Perspectives for the victims of enforced disappearances in The Gambia

The Gambia ratified the ICPPED on 28 September 2018 but it has not yet domesticated it. For the time being, perpetrators cannot be prosecuted for the specific crime of enforced disappearance at the local courts. Suspects can be prosecuted for the offence of murder as provided for under section 187 of the Criminal Code, or for kidnapping or abducting persons in accordance with sections 231 to 239 of the Criminal Code.

The absence of the specific crime of enforced disappearance in the penal legislation creates a situation whereby enforced disappearances are investigated and prosecuted under other crimes (e.g. murder, abduction or arbitrary deprivation of liberty), which is highly problematic in terms of the specific investigation required from the outset in cases of enforced disappearance. This also creates a situation in which suspected perpetrators of enforced disappearances can be acquitted if the standards of proof for the other crimes of which they are accused are not met (e.g. WGEID, 2016 Mission to Turkey, para 15). In addition, some if not all these crimes are constitutive elements of enforced disappearance. Furthermore, the prosecution of these crimes does not take into account the continuous nature of enforced disappearance.

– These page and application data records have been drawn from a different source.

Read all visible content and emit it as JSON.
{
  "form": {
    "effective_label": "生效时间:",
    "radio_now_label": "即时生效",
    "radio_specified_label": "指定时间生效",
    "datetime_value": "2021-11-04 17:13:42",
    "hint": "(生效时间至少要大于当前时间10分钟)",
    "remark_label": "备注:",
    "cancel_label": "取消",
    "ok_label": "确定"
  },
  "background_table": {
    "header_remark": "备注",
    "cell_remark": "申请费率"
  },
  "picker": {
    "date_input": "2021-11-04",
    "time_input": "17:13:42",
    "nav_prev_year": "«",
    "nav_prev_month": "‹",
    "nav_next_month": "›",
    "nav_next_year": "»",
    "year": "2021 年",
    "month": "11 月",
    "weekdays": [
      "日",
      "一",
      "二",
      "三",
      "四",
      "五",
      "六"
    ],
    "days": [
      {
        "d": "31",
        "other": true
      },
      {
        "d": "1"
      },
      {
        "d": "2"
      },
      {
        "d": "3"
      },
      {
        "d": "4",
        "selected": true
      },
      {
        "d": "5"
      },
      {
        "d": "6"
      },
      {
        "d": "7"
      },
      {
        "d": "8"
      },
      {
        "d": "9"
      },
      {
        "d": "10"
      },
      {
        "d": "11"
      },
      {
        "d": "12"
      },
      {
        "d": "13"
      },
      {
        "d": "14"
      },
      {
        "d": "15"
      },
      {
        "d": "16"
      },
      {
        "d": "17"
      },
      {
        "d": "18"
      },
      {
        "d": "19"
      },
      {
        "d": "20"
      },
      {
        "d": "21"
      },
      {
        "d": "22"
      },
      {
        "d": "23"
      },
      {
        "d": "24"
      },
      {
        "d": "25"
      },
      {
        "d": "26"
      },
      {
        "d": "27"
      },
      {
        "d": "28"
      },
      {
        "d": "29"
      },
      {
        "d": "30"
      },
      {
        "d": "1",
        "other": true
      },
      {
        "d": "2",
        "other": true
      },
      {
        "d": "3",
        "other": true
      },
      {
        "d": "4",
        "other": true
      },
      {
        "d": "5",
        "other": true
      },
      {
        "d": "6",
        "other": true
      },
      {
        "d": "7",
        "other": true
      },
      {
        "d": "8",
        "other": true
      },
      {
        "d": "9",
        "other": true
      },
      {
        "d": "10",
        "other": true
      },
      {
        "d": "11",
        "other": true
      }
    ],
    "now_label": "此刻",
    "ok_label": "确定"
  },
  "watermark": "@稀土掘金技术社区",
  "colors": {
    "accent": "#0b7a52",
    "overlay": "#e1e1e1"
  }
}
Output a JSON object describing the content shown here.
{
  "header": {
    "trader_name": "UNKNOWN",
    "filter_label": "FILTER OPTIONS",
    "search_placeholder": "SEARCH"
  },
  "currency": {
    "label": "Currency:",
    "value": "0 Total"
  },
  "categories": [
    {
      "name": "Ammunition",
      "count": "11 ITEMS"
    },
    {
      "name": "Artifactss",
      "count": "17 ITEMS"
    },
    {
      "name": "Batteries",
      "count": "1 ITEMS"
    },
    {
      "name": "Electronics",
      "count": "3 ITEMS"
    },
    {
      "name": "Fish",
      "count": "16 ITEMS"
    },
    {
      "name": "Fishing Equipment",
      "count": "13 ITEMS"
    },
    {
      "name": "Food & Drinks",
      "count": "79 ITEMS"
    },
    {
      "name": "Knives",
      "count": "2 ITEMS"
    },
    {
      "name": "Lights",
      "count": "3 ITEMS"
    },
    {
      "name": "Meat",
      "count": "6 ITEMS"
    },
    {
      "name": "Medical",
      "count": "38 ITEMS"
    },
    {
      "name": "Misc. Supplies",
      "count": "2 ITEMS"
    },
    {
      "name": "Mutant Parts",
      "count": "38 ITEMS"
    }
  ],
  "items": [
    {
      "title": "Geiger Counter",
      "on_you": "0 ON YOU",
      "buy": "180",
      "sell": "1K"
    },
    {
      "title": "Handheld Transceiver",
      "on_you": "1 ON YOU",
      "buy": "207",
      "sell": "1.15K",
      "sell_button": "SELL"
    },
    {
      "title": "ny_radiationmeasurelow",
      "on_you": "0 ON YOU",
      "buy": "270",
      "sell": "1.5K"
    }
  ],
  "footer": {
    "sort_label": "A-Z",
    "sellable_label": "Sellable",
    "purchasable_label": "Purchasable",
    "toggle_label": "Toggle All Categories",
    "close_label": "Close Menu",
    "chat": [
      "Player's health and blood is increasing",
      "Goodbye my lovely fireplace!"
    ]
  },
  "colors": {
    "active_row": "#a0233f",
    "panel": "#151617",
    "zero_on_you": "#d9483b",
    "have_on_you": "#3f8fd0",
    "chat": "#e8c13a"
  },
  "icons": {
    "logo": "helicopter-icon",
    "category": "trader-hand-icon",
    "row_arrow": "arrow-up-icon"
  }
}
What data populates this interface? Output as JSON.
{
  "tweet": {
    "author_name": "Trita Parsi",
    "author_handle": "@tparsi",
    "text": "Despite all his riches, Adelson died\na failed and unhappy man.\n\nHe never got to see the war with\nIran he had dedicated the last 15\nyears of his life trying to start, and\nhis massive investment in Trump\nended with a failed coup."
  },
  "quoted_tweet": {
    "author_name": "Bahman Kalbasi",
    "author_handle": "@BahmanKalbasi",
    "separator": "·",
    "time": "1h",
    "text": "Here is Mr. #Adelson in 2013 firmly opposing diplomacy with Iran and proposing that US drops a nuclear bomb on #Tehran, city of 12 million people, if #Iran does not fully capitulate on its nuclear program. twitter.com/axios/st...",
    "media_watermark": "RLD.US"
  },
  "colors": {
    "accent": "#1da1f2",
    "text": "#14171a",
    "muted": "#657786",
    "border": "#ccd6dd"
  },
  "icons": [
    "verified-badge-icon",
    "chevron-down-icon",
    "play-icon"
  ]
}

For the time being, victims’ hope rests on the Truth, Reconciliation and Reparations Commission (TRRC), which was established to investigate cases of enforced disappearances during the Yahya Jammeh regime (1994-2017) is due to make its final recommendations in December 2020. The Institute for Human Rights and Development in Africa (IHRDA) is currently working with victims of enforced disappearances perpetrated under this regime to build cases. Some cases have similarities which makes it possible for a class action for many victims. Should the transitional justice mechanisms fail to give them justice, IHRDA will help victims sue The Gambia before regional courts. In this respect, two main avenues will be explored: The African Court and the ECOWAS Court. The latter option is more likely as applicants do not need to exhaust local remedies before filing cases.

Cite as

Eric Bizimana Avenues for victims of enforced disappearances in The Gambia: Litigating in the African System against impunity, Völkerrechtsblog, 23.12.2020, doi: 10.17176/20210107-181942-0.